This is a Preprint and has not been peer reviewed.

Downloads

Download Preprint

Authors

Geoff Wells 

Abstract

While payments for ecosystem services (PES) schemes are increasingly common, in most cases, their effectiveness has lagged behind initial expectations. A major debate exists around whether performance can be improved by prioritising project design features that align with the theoretical, economistic model of PES, or whether, where necessary, it is more important for projects to depart from this model to build local support and legitimacy. In this study we address this gap by examining how financial incentives, participation in decision making and organisational centralisation have supported land management outcomes across 39 smallholdings participating in carbon agroforestry PES schemes in Mexico and Mozambique. We use interviews, tree growth records and fuzzy set qualitative comparative analysis (QCA) to assess how these three design features, and contextual variables on household wealth and farm-level water availability, have related to the actual level of aboveground biomass (AGB) accumulated on each farm - the main land management objective in such schemes. We then use interviews with farmers and project staff to gain a more in depth understanding of how these design features are linked to land management outcomes. We find that, in our cases, both monetary incentives and good participation in decision making where integral to good outcomes. The level of (de)centralisation was unimportant as long it was perceived as legitimate locally, and accounted for existing social, cultural and historical context. Our findings suggest that attempts to improve the performance of PES schemes by enshrining ‘best practice’ or key design principles must put equal emphasis on economistic design principles and the maintenance of local legitimacy, and should be flexible enough to allow for local processes of institutional bricolage. Given the typical nature of our cases, we argue that our findings provide new insights relevant to the wider PES field.

DOI

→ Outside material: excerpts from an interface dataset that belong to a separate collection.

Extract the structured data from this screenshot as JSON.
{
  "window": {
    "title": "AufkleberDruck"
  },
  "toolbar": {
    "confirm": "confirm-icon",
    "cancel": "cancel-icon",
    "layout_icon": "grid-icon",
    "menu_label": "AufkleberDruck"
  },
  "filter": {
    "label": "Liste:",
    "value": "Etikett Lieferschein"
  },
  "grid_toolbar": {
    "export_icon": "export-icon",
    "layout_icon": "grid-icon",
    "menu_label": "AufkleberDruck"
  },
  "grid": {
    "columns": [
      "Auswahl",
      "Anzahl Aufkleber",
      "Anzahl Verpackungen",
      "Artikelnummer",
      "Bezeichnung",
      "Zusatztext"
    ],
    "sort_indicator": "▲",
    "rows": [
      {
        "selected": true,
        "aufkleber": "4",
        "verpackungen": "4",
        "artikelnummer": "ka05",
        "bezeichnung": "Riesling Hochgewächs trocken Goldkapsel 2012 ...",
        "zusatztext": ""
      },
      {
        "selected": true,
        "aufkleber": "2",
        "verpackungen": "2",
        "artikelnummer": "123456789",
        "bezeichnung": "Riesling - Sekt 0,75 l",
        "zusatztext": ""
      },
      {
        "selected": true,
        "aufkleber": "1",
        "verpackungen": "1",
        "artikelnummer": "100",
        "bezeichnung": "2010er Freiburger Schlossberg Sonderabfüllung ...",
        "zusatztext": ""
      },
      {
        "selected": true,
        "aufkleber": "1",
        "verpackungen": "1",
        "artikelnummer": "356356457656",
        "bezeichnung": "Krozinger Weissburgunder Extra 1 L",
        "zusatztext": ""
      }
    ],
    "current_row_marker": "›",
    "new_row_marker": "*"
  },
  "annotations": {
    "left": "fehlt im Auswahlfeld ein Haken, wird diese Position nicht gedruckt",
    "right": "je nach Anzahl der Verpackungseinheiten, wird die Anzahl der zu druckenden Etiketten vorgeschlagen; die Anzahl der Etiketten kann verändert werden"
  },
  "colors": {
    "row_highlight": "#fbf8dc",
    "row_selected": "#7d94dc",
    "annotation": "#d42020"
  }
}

https://doi.org/10.31223/osf.io/n9keh

Subjects

Earth Sciences, Environmental Sciences, Life Sciences, Natural Resources and Conservation, Physical Sciences and Mathematics

Keywords

agroforestry, carbon forestry, critical institutionalism, legitimacy, procedural equity, qualitative comparative analysis, smallholders

Dates

Published: 2020-04-13 11:28

Older Versions
License

GNU Lesser General Public License (LGPL) 2.1

Add a Comment

You must log in to post a comment.


Comments

There are no comments or no comments have been made public for this article.